services for employees, as well as dependents ages 16 and older. Services include vaccines,
laboratory testing, wellness exams, and chronic disease management.
Considerations for Implementation
Providing care at school instead of in off-site clinics increases the likelihood that students will
obtain primary care and preventive services
including immunizations and vision or dental screenings. Schools with access to SBHCs also see
rates of attendance. In part, this may be related to the ability of the student to obtain services
without needing the parent to remove the child from class to visit the clinic. Some jurisdictions may
decide against providing reproductive health or contraception services at SBHCs. Clinic staff should
be prepared to provide referrals to other community organizations or providers as needed.
In most states, parents will need to provide written consent before their child can become a patient
at an SBHC. Other states permit consent by minors of a certain age. Signed consent forms will need to
be kept on-site or otherwise stored appropriately based on state law. SBHCs will need to obtain

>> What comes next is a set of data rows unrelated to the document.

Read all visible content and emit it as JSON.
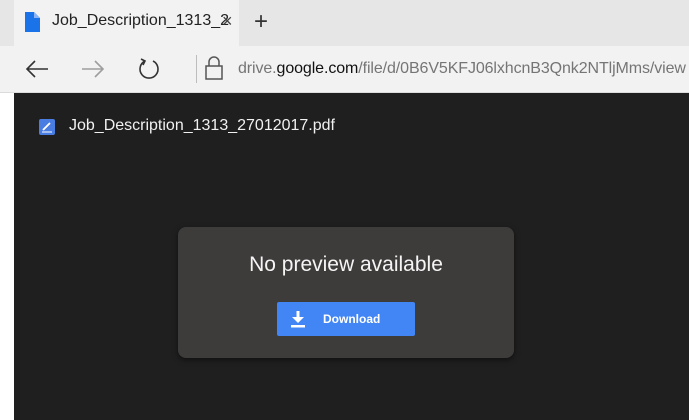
{
  "browser": {
    "tab": {
      "title": "Job_Description_1313_2",
      "close_glyph": "×",
      "icon": "document-icon",
      "icon_color": "#1a73e8"
    },
    "new_tab_glyph": "+",
    "nav": {
      "back_icon": "back-arrow-icon",
      "forward_icon": "forward-arrow-icon",
      "refresh_icon": "refresh-icon",
      "lock_icon": "lock-icon"
    },
    "url": {
      "prefix": "drive.",
      "host": "google.com",
      "path": "/file/d/0B6V5KFJ06lxhcnB3Qnk2NTljMms/view"
    }
  },
  "viewer": {
    "file_name": "Job_Description_1313_27012017.pdf",
    "file_icon": "pdf-file-icon",
    "message": "No preview available",
    "download_label": "Download",
    "download_icon": "download-icon",
    "colors": {
      "background": "#1f1f1f",
      "card": "#3e3b3b",
      "button": "#4285f4"
    }
  }
}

consent for unaccompanied minor community members in addition to students who wish to use their
Schools and school districts have limited funds to spend on school support services, as seen by the
of full-time school nurses in rural areas. For this reason, SBHCs often seek funding
from a number of different sources. Some SBHCs are supported by private foundations, while others
receive state funding. Most also bill insurers, including public insurers like Medicaid and the
Children's Health Insurance Program.
Considerations for implementation of worksite programs are discussed in the Worksite Model of the Rural Services
Program Clearinghouse Examples
Resources to Learn More
of On-Site Clinics
Describes the history and value of on-site clinics, focusing on the healthcare cost savings for both
employers and employees.
Author(s): O'Keefe, L.C. & Anderson, F.
Citation: The Online Journal of Issues in Nursing, 22(2)
A collection of resources including news, research, conferences/meetings, and other tools for researching and
implementing a workplace based clinic.
Rural School-Based Health
Centers: A Framework for Success
The Rural Health Consortium (RHC) is a professional network for school-based care providers and administrators
in rural Colorado. This report from a meeting of the RHC outlines keys to success, provides examples of
successful programs, and outlines challenges and opportunities for SBHCs to reach students in need, particularly
immigrant and uninsured children in rural communities.
Organization(s): Colorado Association for School-Based Health Care
The School-Based Health Alliance
This national advocacy organization supports school-based health clinics with resources, training, and
networking support. Also includes a list of links to state-level affiliates.
Workplace Health Promotion
Includes links to resources designed to help employers create or expand worksite based health programs.
Organization(s): Centers for Disease Control and Prevention